Members of the business community gathered at Bryston's on the Park in Copper Cliff on May 13 for a luncheon. The event also included a keynote address by a representative from Xstrata Nickel. The event was part of Sudbury Mining Week that started May 7 and continues until May 14.
Marc Boissonneault, vice president Xstrata Nickel Sudbury operations, highlighted key accomplishments by Xstrata in recent years, including the deal signed between the company and Vale in regards to the Fraser mine.
“It's a partnership involving the mining of a continuous deposit actually that we're currently mining and it spans claims that are owned by Vale and ourselves,” he said. “We're very close to the deposit. We have plans to mine that deposit with our workforce, call back 75 people and extend the life of the mine from three years to 10 years.”
Boissonneault said partnerships between mining companies is not unusual.
“It's exciting because it's so impactful on community benefits,” he said. “For every mining job, we typically see two to three spin-off jobs in the community. It's a win-win all around and we're pretty excited about it.”
The agreement between Vale also includes ventilation capacity. Boissoneeault said Xstrata has “excess ventilation capacity in the area and it's very close to Vale's Coleman mine.”
“We're very pleased to be able to partner with Vale and supply them with ventilation for their Coleman expansion projects,” he said. “That will provide an improved work environment and productive capacity for Coleman.”
The health and safety of employees has also been a focus for Xstrata.

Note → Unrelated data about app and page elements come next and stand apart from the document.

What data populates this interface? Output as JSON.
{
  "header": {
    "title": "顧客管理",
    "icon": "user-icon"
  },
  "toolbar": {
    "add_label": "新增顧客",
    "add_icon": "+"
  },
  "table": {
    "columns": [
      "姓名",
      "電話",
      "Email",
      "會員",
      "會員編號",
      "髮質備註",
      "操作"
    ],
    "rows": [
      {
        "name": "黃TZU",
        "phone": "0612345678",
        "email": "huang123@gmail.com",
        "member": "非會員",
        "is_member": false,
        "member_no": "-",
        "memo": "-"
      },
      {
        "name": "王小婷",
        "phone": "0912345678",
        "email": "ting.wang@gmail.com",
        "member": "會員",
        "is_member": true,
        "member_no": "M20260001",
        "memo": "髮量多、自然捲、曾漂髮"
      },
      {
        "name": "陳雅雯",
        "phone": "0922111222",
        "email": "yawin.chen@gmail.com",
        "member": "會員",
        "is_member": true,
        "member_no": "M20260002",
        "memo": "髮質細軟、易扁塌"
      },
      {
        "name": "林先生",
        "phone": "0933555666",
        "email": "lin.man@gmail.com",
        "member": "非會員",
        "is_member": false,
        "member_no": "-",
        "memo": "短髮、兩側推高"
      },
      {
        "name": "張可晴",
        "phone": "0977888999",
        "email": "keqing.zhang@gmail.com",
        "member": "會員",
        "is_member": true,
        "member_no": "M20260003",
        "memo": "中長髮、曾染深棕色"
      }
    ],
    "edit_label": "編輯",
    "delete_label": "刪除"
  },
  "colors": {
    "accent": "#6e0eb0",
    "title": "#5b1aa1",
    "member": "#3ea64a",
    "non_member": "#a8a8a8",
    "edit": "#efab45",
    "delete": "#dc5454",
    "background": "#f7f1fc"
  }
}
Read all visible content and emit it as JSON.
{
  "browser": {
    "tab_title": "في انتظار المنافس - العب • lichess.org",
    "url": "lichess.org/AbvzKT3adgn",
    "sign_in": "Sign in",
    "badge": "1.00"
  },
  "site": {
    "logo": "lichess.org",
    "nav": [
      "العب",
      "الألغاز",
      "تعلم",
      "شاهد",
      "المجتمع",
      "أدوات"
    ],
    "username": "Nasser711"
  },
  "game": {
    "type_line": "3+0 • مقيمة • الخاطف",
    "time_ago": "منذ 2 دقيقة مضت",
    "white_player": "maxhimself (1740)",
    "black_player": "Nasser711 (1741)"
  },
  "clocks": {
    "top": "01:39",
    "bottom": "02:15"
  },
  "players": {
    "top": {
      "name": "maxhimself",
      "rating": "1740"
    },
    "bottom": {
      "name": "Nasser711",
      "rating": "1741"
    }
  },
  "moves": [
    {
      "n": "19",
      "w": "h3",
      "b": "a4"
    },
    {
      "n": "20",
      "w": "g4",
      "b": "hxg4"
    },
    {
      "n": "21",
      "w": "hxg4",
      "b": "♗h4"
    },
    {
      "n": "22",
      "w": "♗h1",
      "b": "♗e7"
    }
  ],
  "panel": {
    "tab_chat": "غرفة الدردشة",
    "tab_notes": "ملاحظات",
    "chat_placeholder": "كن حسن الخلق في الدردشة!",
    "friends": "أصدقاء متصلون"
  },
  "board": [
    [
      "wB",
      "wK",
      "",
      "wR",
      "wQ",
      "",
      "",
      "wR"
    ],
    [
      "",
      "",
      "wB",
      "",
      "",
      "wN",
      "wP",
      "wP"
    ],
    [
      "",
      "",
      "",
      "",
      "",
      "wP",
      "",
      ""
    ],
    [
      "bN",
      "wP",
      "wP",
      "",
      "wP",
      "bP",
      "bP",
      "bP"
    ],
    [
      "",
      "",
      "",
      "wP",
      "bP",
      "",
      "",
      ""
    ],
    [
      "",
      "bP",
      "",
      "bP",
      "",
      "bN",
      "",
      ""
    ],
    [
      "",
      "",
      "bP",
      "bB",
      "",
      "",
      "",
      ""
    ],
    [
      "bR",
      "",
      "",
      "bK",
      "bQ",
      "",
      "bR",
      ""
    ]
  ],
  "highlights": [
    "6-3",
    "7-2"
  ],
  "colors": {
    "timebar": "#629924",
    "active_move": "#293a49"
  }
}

Boissonneault said in the past four years, the company has reduced “injury frequency rates at (the) Sudbury operations by 80 per cent.”
“Those performance numbers include the injury frequency rates of the contractors that work for us on our properties,” he said.
Jon Treen, general manager production services with Vale Ontario operation, agreed that safety in mining has improved.
“We've made great strides,” he said. “We're mining safer than we ever have before. We're creating smaller environmental footprints than we ever had before.”
This is the 18th annual Sudbury Mining Week. Tardif said “most people that work in Sudbury work for the mining industry either directly or indirectly or know somebody who works in the mining industry.”
“I think it's very important to celebrate the fact that we are here because of mining and also that we live in a society that uses metals and minerals that have been derived from mining,” she said. “We are very fortunate to be living the way we are because we have mining in our lives.”
May 14 marks the finale of Sudbury Mining Week. A family day will take place at the McClelland Arena in Copper Cliff between 9 and 4 p.m. Activities include equipment displays, a mine rescue display, free pine seedlings, exhibits of rocks and gems, music by Larry Berrio and historic walks featuring the Copper Cliff museum.